Self-Serve Future

NCR sees cell-phones, Internet as part of its self-service vision

Angel Abcede, Senior Editor/Tobacco, CSP

CHICAGO--NCR is touting a new message—one that goes beyond the retail hardware of ATMs and POS devices it is currently known for in this channel. It's a self-service vision that executives call "broader than the physical."

As part of this larger vision, the Dayton, Ohio-based company is seeking to bring the expertise it has accrued on the "back end" of automation to offer electronic options such as cell-phone messaging and Internet-based services.

In Chicago to explain the company's new course, Brian Bailey, vice president of financial industry marketing for NCR, told CSP Daily [image-nocss] News that future applications may include the ability to send money transfers to a cell phone, whereby the recipient could then visit a nearby c-store to pick up the cash.

The opportunity for retailers to become the financial center for its customers--as well as for the sizable "unbanked" demographic--is stronger than ever, Bailey said, especially as smaller banking institutions look to gain market presence by partnering with local c-stores.

"It'll be interesting to see it all play out," Bailey said. "Who's going to be the trusted advocate for these [financial] services? It's a great opportunity for petroleum [and c-store] owners. There's a drastic need for advanced financial transactions."

While known for its automated teller machines (ATMs) and point-of-sale (POS) registers, NCR has also developed experience in hosting applications for financial institutions, inclusive of online banking. Its ATM roots have generated longstanding relationships with banks, 200 of which have online programs with the company. NCR even works with Atlanta-based Delta Airlines with its online consumer services.

Though envisioning a more integrated self-service era, NCR has also taken steps to further evolve its hardware lines. Bailey said newer versions of the Vcom financial-services device that NCR built with Dallas-based 7-Eleven Inc. have been developed in a smaller, three-foot-wide dimension.

Near-term, Bailey said the c-store industry is probably going to focus on three key financial services: cash dispensing, bill payment and prepaid-card implementations, inclusive of prepaid credit and debit as well as payroll cards.
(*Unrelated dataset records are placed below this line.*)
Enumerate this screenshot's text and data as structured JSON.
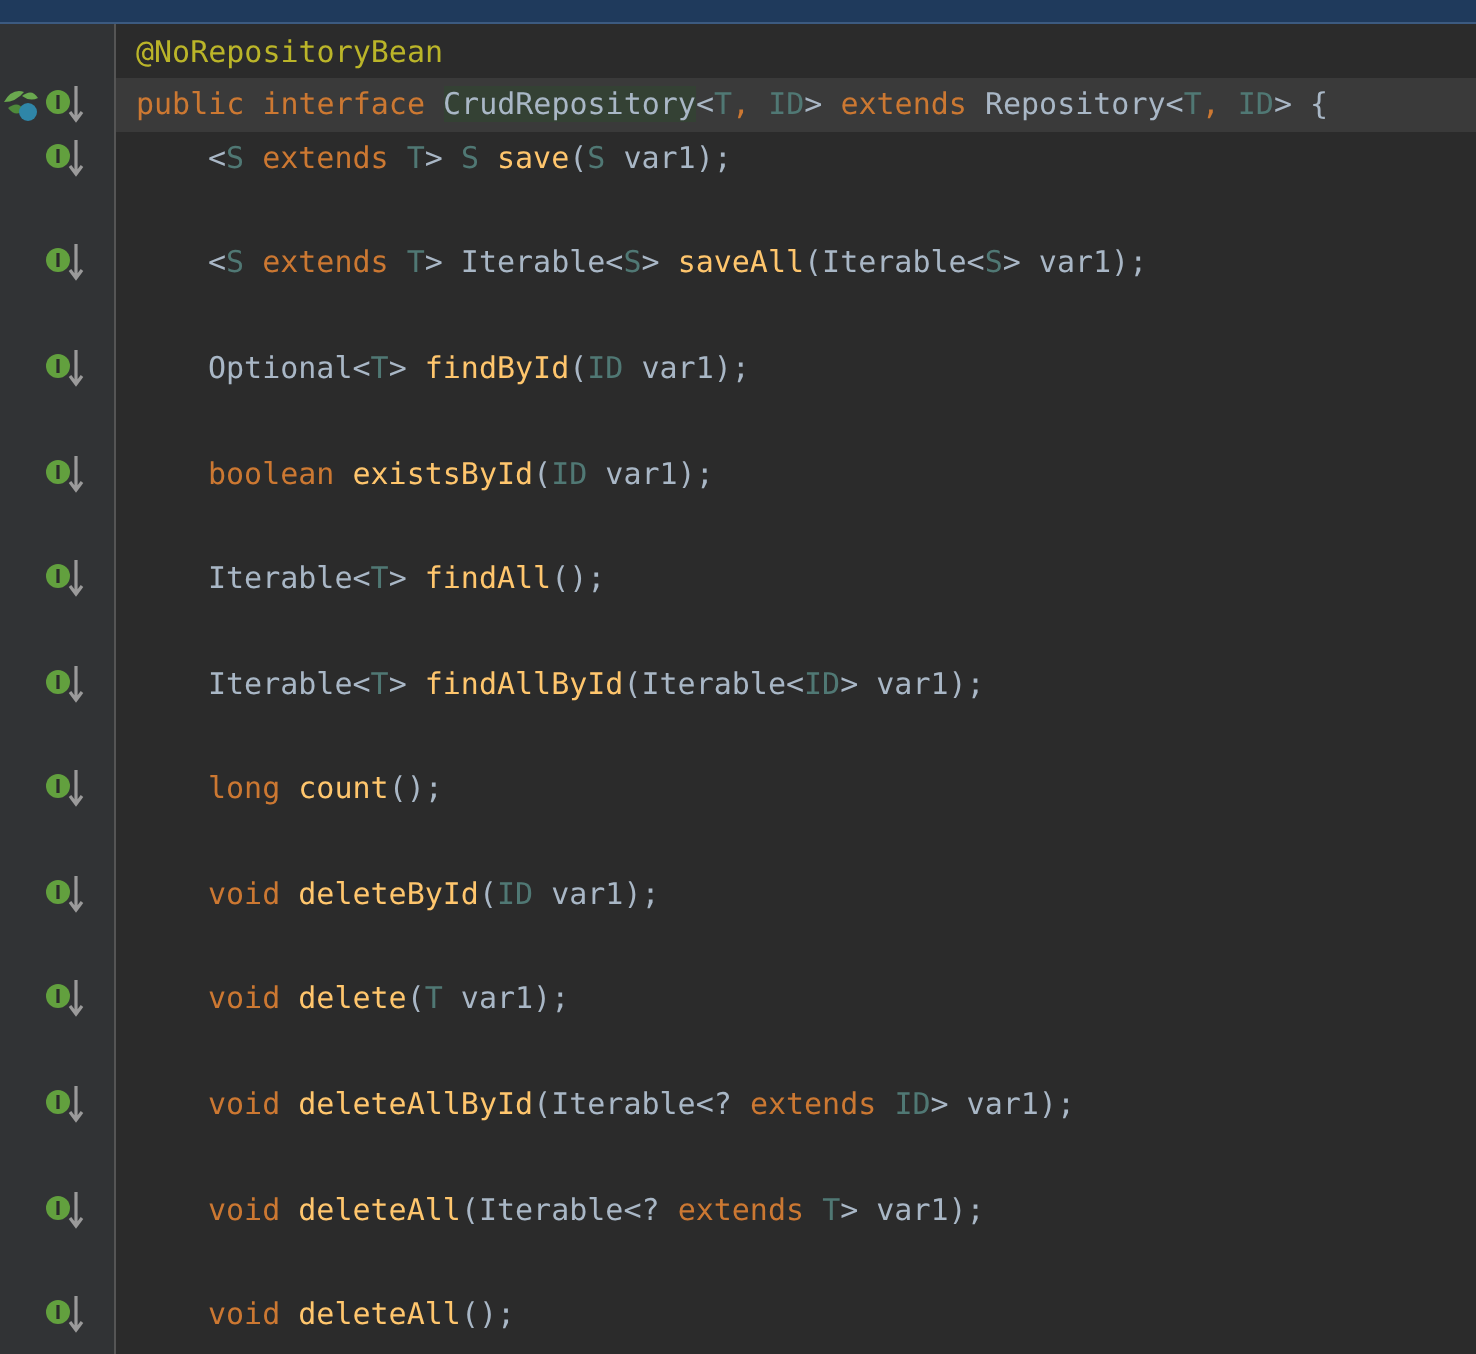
{
  "editor": {
    "lines": [
      {
        "indent": false,
        "tokens": [
          {
            "t": "@NoRepositoryBean",
            "kind": "annotation"
          }
        ]
      },
      {
        "current": true,
        "indent": false,
        "spring_bean": true,
        "implemented": true,
        "tokens": [
          {
            "t": "public ",
            "kind": "keyword"
          },
          {
            "t": "interface ",
            "kind": "keyword"
          },
          {
            "t": "CrudRepository",
            "kind": "usage"
          },
          {
            "t": "<",
            "kind": "plain"
          },
          {
            "t": "T",
            "kind": "typeparam"
          },
          {
            "t": ", ",
            "kind": "keyword"
          },
          {
            "t": "ID",
            "kind": "typeparam"
          },
          {
            "t": "> ",
            "kind": "plain"
          },
          {
            "t": "extends",
            "kind": "keyword"
          },
          {
            "t": " Repository<",
            "kind": "plain"
          },
          {
            "t": "T",
            "kind": "typeparam"
          },
          {
            "t": ", ",
            "kind": "keyword"
          },
          {
            "t": "ID",
            "kind": "typeparam"
          },
          {
            "t": "> {",
            "kind": "plain"
          }
        ]
      },
      {
        "gap_after": true,
        "indent": true,
        "implemented": true,
        "tokens": [
          {
            "t": "<",
            "kind": "plain"
          },
          {
            "t": "S ",
            "kind": "typeparam"
          },
          {
            "t": "extends ",
            "kind": "keyword"
          },
          {
            "t": "T",
            "kind": "typeparam"
          },
          {
            "t": "> ",
            "kind": "plain"
          },
          {
            "t": "S ",
            "kind": "typeparam"
          },
          {
            "t": "save",
            "kind": "method"
          },
          {
            "t": "(",
            "kind": "plain"
          },
          {
            "t": "S",
            "kind": "typeparam"
          },
          {
            "t": " var1);",
            "kind": "plain"
          }
        ]
      },
      {
        "gap_after": true,
        "indent": true,
        "implemented": true,
        "tokens": [
          {
            "t": "<",
            "kind": "plain"
          },
          {
            "t": "S ",
            "kind": "typeparam"
          },
          {
            "t": "extends ",
            "kind": "keyword"
          },
          {
            "t": "T",
            "kind": "typeparam"
          },
          {
            "t": "> Iterable<",
            "kind": "plain"
          },
          {
            "t": "S",
            "kind": "typeparam"
          },
          {
            "t": "> ",
            "kind": "plain"
          },
          {
            "t": "saveAll",
            "kind": "method"
          },
          {
            "t": "(Iterable<",
            "kind": "plain"
          },
          {
            "t": "S",
            "kind": "typeparam"
          },
          {
            "t": "> var1);",
            "kind": "plain"
          }
        ]
      },
      {
        "gap_after": true,
        "indent": true,
        "implemented": true,
        "tokens": [
          {
            "t": "Optional<",
            "kind": "plain"
          },
          {
            "t": "T",
            "kind": "typeparam"
          },
          {
            "t": "> ",
            "kind": "plain"
          },
          {
            "t": "findById",
            "kind": "method"
          },
          {
            "t": "(",
            "kind": "plain"
          },
          {
            "t": "ID",
            "kind": "typeparam"
          },
          {
            "t": " var1);",
            "kind": "plain"
          }
        ]
      },
      {
        "gap_after": true,
        "indent": true,
        "implemented": true,
        "tokens": [
          {
            "t": "boolean ",
            "kind": "keyword"
          },
          {
            "t": "existsById",
            "kind": "method"
          },
          {
            "t": "(",
            "kind": "plain"
          },
          {
            "t": "ID",
            "kind": "typeparam"
          },
          {
            "t": " var1);",
            "kind": "plain"
          }
        ]
      },
      {
        "gap_after": true,
        "indent": true,
        "implemented": true,
        "tokens": [
          {
            "t": "Iterable<",
            "kind": "plain"
          },
          {
            "t": "T",
            "kind": "typeparam"
          },
          {
            "t": "> ",
            "kind": "plain"
          },
          {
            "t": "findAll",
            "kind": "method"
          },
          {
            "t": "();",
            "kind": "plain"
          }
        ]
      },
      {
        "gap_after": true,
        "indent": true,
        "implemented": true,
        "tokens": [
          {
            "t": "Iterable<",
            "kind": "plain"
          },
          {
            "t": "T",
            "kind": "typeparam"
          },
          {
            "t": "> ",
            "kind": "plain"
          },
          {
            "t": "findAllById",
            "kind": "method"
          },
          {
            "t": "(Iterable<",
            "kind": "plain"
          },
          {
            "t": "ID",
            "kind": "typeparam"
          },
          {
            "t": "> var1);",
            "kind": "plain"
          }
        ]
      },
      {
        "gap_after": true,
        "indent": true,
        "implemented": true,
        "tokens": [
          {
            "t": "long ",
            "kind": "keyword"
          },
          {
            "t": "count",
            "kind": "method"
          },
          {
            "t": "();",
            "kind": "plain"
          }
        ]
      },
      {
        "gap_after": true,
        "indent": true,
        "implemented": true,
        "tokens": [
          {
            "t": "void ",
            "kind": "keyword"
          },
          {
            "t": "deleteById",
            "kind": "method"
          },
          {
            "t": "(",
            "kind": "plain"
          },
          {
            "t": "ID",
            "kind": "typeparam"
          },
          {
            "t": " var1);",
            "kind": "plain"
          }
        ]
      },
      {
        "gap_after": true,
        "indent": true,
        "implemented": true,
        "tokens": [
          {
            "t": "void ",
            "kind": "keyword"
          },
          {
            "t": "delete",
            "kind": "method"
          },
          {
            "t": "(",
            "kind": "plain"
          },
          {
            "t": "T",
            "kind": "typeparam"
          },
          {
            "t": " var1);",
            "kind": "plain"
          }
        ]
      },
      {
        "gap_after": true,
        "indent": true,
        "implemented": true,
        "tokens": [
          {
            "t": "void ",
            "kind": "keyword"
          },
          {
            "t": "deleteAllById",
            "kind": "method"
          },
          {
            "t": "(Iterable<? ",
            "kind": "plain"
          },
          {
            "t": "extends ",
            "kind": "keyword"
          },
          {
            "t": "ID",
            "kind": "typeparam"
          },
          {
            "t": "> var1);",
            "kind": "plain"
          }
        ]
      },
      {
        "gap_after": true,
        "indent": true,
        "implemented": true,
        "tokens": [
          {
            "t": "void ",
            "kind": "keyword"
          },
          {
            "t": "deleteAll",
            "kind": "method"
          },
          {
            "t": "(Iterable<? ",
            "kind": "plain"
          },
          {
            "t": "extends ",
            "kind": "keyword"
          },
          {
            "t": "T",
            "kind": "typeparam"
          },
          {
            "t": "> var1);",
            "kind": "plain"
          }
        ]
      },
      {
        "indent": true,
        "implemented": true,
        "tokens": [
          {
            "t": "void ",
            "kind": "keyword"
          },
          {
            "t": "deleteAll",
            "kind": "method"
          },
          {
            "t": "();",
            "kind": "plain"
          }
        ]
      }
    ]
  }
}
For NCR's long-term vision, Bailey said that people will still need ATMs and other self-serve kiosks, despite the growing use of mobile and online applications. "We're seeing ATM use grow for the first time in [several] years," he said, speculating that people may be using cash as a way to budget in today's harsh economy. "There's a need to create more options while not [alienating] customers who prefer existing services."

C-store operators are in a unique and valued position, he said. "Banks would [love to] see their customers come in twice a week, because as things are now with ATMs, they might not see their customers at all," Bailey said. "[C-stores] offer the values of convenience and self-service and have the opportunity to generate loyalty [that banks might not have]."

Angel Abcede, CSP/Winsight By Angel Abcede, Senior Editor/Tobacco, CSP
View More Articles By Angel Abcede